What is needed: Although the records contain pictures, only their text should be repeated, exactly as it stands.

(Record set)

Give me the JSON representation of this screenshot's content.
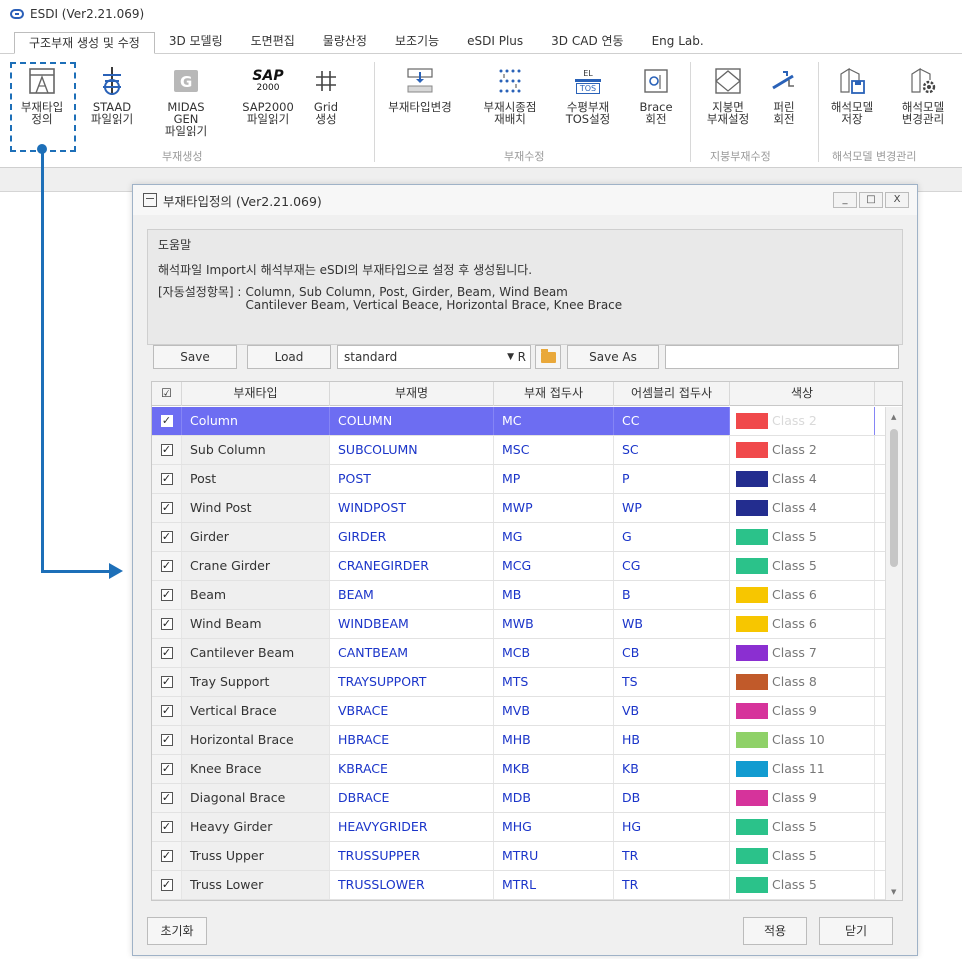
{
  "app": {
    "title": "ESDI (Ver2.21.069)"
  },
  "menu": [
    {
      "label": "구조부재 생성 및 수정",
      "active": true
    },
    {
      "label": "3D 모델링"
    },
    {
      "label": "도면편집"
    },
    {
      "label": "물량산정"
    },
    {
      "label": "보조기능"
    },
    {
      "label": "eSDI Plus"
    },
    {
      "label": "3D CAD 연동"
    },
    {
      "label": "Eng Lab."
    }
  ],
  "ribbon": {
    "buttons": [
      {
        "label": "부재타입\n정의",
        "icon": "member-type-icon"
      },
      {
        "label": "STAAD\n파일읽기",
        "icon": "staad-icon"
      },
      {
        "label": "MIDAS GEN\n파일읽기",
        "icon": "midas-icon"
      },
      {
        "label": "SAP2000\n파일읽기",
        "icon": "sap2000-icon"
      },
      {
        "label": "Grid\n생성",
        "icon": "grid-icon"
      },
      {
        "label": "부재타입변경",
        "icon": "change-type-icon"
      },
      {
        "label": "부재시종점\n재배치",
        "icon": "relocate-icon"
      },
      {
        "label": "수평부재\nTOS설정",
        "icon": "tos-icon"
      },
      {
        "label": "Brace\n회전",
        "icon": "brace-rotate-icon"
      },
      {
        "label": "지붕면\n부재설정",
        "icon": "roof-icon"
      },
      {
        "label": "퍼린\n회전",
        "icon": "purlin-rotate-icon"
      },
      {
        "label": "해석모델\n저장",
        "icon": "model-save-icon"
      },
      {
        "label": "해석모델\n변경관리",
        "icon": "model-manage-icon"
      }
    ],
    "groups": [
      "부재생성",
      "부재수정",
      "지붕부재수정",
      "해석모델 변경관리"
    ],
    "sap_logo": "SAP",
    "sap_sub": "2000",
    "tos_text": "TOS",
    "el_text": "EL"
  },
  "dialog": {
    "title": "부재타입정의 (Ver2.21.069)",
    "controls": [
      "_",
      "□",
      "X"
    ],
    "help": {
      "title": "도움말",
      "line1": "해석파일 Import시 해석부재는 eSDI의 부재타입으로 설정 후 생성됩니다.",
      "auto_label": "[자동설정항목] :",
      "auto_line1": "Column, Sub Column, Post, Girder, Beam, Wind Beam",
      "auto_line2": "Cantilever Beam, Vertical Beace, Horizontal Brace, Knee Brace"
    },
    "toolbar": {
      "save": "Save",
      "load": "Load",
      "preset": "standard",
      "preset_suffix": "R",
      "save_as": "Save As",
      "name_input": ""
    },
    "columns": [
      "부재타입",
      "부재명",
      "부재 접두사",
      "어셈블리 접두사",
      "색상"
    ],
    "header_check": "☑",
    "rows": [
      {
        "type": "Column",
        "name": "COLUMN",
        "prefix": "MC",
        "asm": "CC",
        "color": "#f0494b",
        "cls": "Class 2",
        "selected": true
      },
      {
        "type": "Sub Column",
        "name": "SUBCOLUMN",
        "prefix": "MSC",
        "asm": "SC",
        "color": "#f0494b",
        "cls": "Class 2"
      },
      {
        "type": "Post",
        "name": "POST",
        "prefix": "MP",
        "asm": "P",
        "color": "#232d8f",
        "cls": "Class 4"
      },
      {
        "type": "Wind Post",
        "name": "WINDPOST",
        "prefix": "MWP",
        "asm": "WP",
        "color": "#232d8f",
        "cls": "Class 4"
      },
      {
        "type": "Girder",
        "name": "GIRDER",
        "prefix": "MG",
        "asm": "G",
        "color": "#2bc28a",
        "cls": "Class 5"
      },
      {
        "type": "Crane Girder",
        "name": "CRANEGIRDER",
        "prefix": "MCG",
        "asm": "CG",
        "color": "#2bc28a",
        "cls": "Class 5"
      },
      {
        "type": "Beam",
        "name": "BEAM",
        "prefix": "MB",
        "asm": "B",
        "color": "#f7c600",
        "cls": "Class 6"
      },
      {
        "type": "Wind Beam",
        "name": "WINDBEAM",
        "prefix": "MWB",
        "asm": "WB",
        "color": "#f7c600",
        "cls": "Class 6"
      },
      {
        "type": "Cantilever Beam",
        "name": "CANTBEAM",
        "prefix": "MCB",
        "asm": "CB",
        "color": "#8b2fd1",
        "cls": "Class 7"
      },
      {
        "type": "Tray Support",
        "name": "TRAYSUPPORT",
        "prefix": "MTS",
        "asm": "TS",
        "color": "#c15a2a",
        "cls": "Class 8"
      },
      {
        "type": "Vertical Brace",
        "name": "VBRACE",
        "prefix": "MVB",
        "asm": "VB",
        "color": "#d6339b",
        "cls": "Class 9"
      },
      {
        "type": "Horizontal Brace",
        "name": "HBRACE",
        "prefix": "MHB",
        "asm": "HB",
        "color": "#8fd168",
        "cls": "Class 10"
      },
      {
        "type": "Knee Brace",
        "name": "KBRACE",
        "prefix": "MKB",
        "asm": "KB",
        "color": "#129bd0",
        "cls": "Class 11"
      },
      {
        "type": "Diagonal Brace",
        "name": "DBRACE",
        "prefix": "MDB",
        "asm": "DB",
        "color": "#d6339b",
        "cls": "Class 9"
      },
      {
        "type": "Heavy Girder",
        "name": "HEAVYGRIDER",
        "prefix": "MHG",
        "asm": "HG",
        "color": "#2bc28a",
        "cls": "Class 5"
      },
      {
        "type": "Truss Upper",
        "name": "TRUSSUPPER",
        "prefix": "MTRU",
        "asm": "TR",
        "color": "#2bc28a",
        "cls": "Class 5"
      },
      {
        "type": "Truss Lower",
        "name": "TRUSSLOWER",
        "prefix": "MTRL",
        "asm": "TR",
        "color": "#2bc28a",
        "cls": "Class 5"
      }
    ],
    "footer": {
      "reset": "초기화",
      "apply": "적용",
      "close": "닫기"
    }
  },
  "accent_color": "#1d6fb8",
  "selection_color": "#6d6df2"
}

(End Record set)

Solution to this problem:
Give me the JSON representation of this screenshot's content.
{
  "app": {
    "title": "ESDI (Ver2.21.069)"
  },
  "menu": [
    {
      "label": "구조부재 생성 및 수정",
      "active": true
    },
    {
      "label": "3D 모델링"
    },
    {
      "label": "도면편집"
    },
    {
      "label": "물량산정"
    },
    {
      "label": "보조기능"
    },
    {
      "label": "eSDI Plus"
    },
    {
      "label": "3D CAD 연동"
    },
    {
      "label": "Eng Lab."
    }
  ],
  "ribbon": {
    "buttons": [
      {
        "label": "부재타입\n정의",
        "icon": "member-type-icon"
      },
      {
        "label": "STAAD\n파일읽기",
        "icon": "staad-icon"
      },
      {
        "label": "MIDAS GEN\n파일읽기",
        "icon": "midas-icon"
      },
      {
        "label": "SAP2000\n파일읽기",
        "icon": "sap2000-icon"
      },
      {
        "label": "Grid\n생성",
        "icon": "grid-icon"
      },
      {
        "label": "부재타입변경",
        "icon": "change-type-icon"
      },
      {
        "label": "부재시종점\n재배치",
        "icon": "relocate-icon"
      },
      {
        "label": "수평부재\nTOS설정",
        "icon": "tos-icon"
      },
      {
        "label": "Brace\n회전",
        "icon": "brace-rotate-icon"
      },
      {
        "label": "지붕면\n부재설정",
        "icon": "roof-icon"
      },
      {
        "label": "퍼린\n회전",
        "icon": "purlin-rotate-icon"
      },
      {
        "label": "해석모델\n저장",
        "icon": "model-save-icon"
      },
      {
        "label": "해석모델\n변경관리",
        "icon": "model-manage-icon"
      }
    ],
    "groups": [
      "부재생성",
      "부재수정",
      "지붕부재수정",
      "해석모델 변경관리"
    ],
    "sap_logo": "SAP",
    "sap_sub": "2000",
    "tos_text": "TOS",
    "el_text": "EL"
  },
  "dialog": {
    "title": "부재타입정의 (Ver2.21.069)",
    "controls": [
      "_",
      "□",
      "X"
    ],
    "help": {
      "title": "도움말",
      "line1": "해석파일 Import시 해석부재는 eSDI의 부재타입으로 설정 후 생성됩니다.",
      "auto_label": "[자동설정항목] :",
      "auto_line1": "Column, Sub Column, Post, Girder, Beam, Wind Beam",
      "auto_line2": "Cantilever Beam, Vertical Beace, Horizontal Brace, Knee Brace"
    },
    "toolbar": {
      "save": "Save",
      "load": "Load",
      "preset": "standard",
      "preset_suffix": "R",
      "save_as": "Save As",
      "name_input": ""
    },
    "columns": [
      "부재타입",
      "부재명",
      "부재 접두사",
      "어셈블리 접두사",
      "색상"
    ],
    "header_check": "☑",
    "rows": [
      {
        "type": "Column",
        "name": "COLUMN",
        "prefix": "MC",
        "asm": "CC",
        "color": "#f0494b",
        "cls": "Class 2",
        "selected": true
      },
      {
        "type": "Sub Column",
        "name": "SUBCOLUMN",
        "prefix": "MSC",
        "asm": "SC",
        "color": "#f0494b",
        "cls": "Class 2"
      },
      {
        "type": "Post",
        "name": "POST",
        "prefix": "MP",
        "asm": "P",
        "color": "#232d8f",
        "cls": "Class 4"
      },
      {
        "type": "Wind Post",
        "name": "WINDPOST",
        "prefix": "MWP",
        "asm": "WP",
        "color": "#232d8f",
        "cls": "Class 4"
      },
      {
        "type": "Girder",
        "name": "GIRDER",
        "prefix": "MG",
        "asm": "G",
        "color": "#2bc28a",
        "cls": "Class 5"
      },
      {
        "type": "Crane Girder",
        "name": "CRANEGIRDER",
        "prefix": "MCG",
        "asm": "CG",
        "color": "#2bc28a",
        "cls": "Class 5"
      },
      {
        "type": "Beam",
        "name": "BEAM",
        "prefix": "MB",
        "asm": "B",
        "color": "#f7c600",
        "cls": "Class 6"
      },
      {
        "type": "Wind Beam",
        "name": "WINDBEAM",
        "prefix": "MWB",
        "asm": "WB",
        "color": "#f7c600",
        "cls": "Class 6"
      },
      {
        "type": "Cantilever Beam",
        "name": "CANTBEAM",
        "prefix": "MCB",
        "asm": "CB",
        "color": "#8b2fd1",
        "cls": "Class 7"
      },
      {
        "type": "Tray Support",
        "name": "TRAYSUPPORT",
        "prefix": "MTS",
        "asm": "TS",
        "color": "#c15a2a",
        "cls": "Class 8"
      },
      {
        "type": "Vertical Brace",
        "name": "VBRACE",
        "prefix": "MVB",
        "asm": "VB",
        "color": "#d6339b",
        "cls": "Class 9"
      },
      {
        "type": "Horizontal Brace",
        "name": "HBRACE",
        "prefix": "MHB",
        "asm": "HB",
        "color": "#8fd168",
        "cls": "Class 10"
      },
      {
        "type": "Knee Brace",
        "name": "KBRACE",
        "prefix": "MKB",
        "asm": "KB",
        "color": "#129bd0",
        "cls": "Class 11"
      },
      {
        "type": "Diagonal Brace",
        "name": "DBRACE",
        "prefix": "MDB",
        "asm": "DB",
        "color": "#d6339b",
        "cls": "Class 9"
      },
      {
        "type": "Heavy Girder",
        "name": "HEAVYGRIDER",
        "prefix": "MHG",
        "asm": "HG",
        "color": "#2bc28a",
        "cls": "Class 5"
      },
      {
        "type": "Truss Upper",
        "name": "TRUSSUPPER",
        "prefix": "MTRU",
        "asm": "TR",
        "color": "#2bc28a",
        "cls": "Class 5"
      },
      {
        "type": "Truss Lower",
        "name": "TRUSSLOWER",
        "prefix": "MTRL",
        "asm": "TR",
        "color": "#2bc28a",
        "cls": "Class 5"
      }
    ],
    "footer": {
      "reset": "초기화",
      "apply": "적용",
      "close": "닫기"
    }
  },
  "accent_color": "#1d6fb8",
  "selection_color": "#6d6df2"
}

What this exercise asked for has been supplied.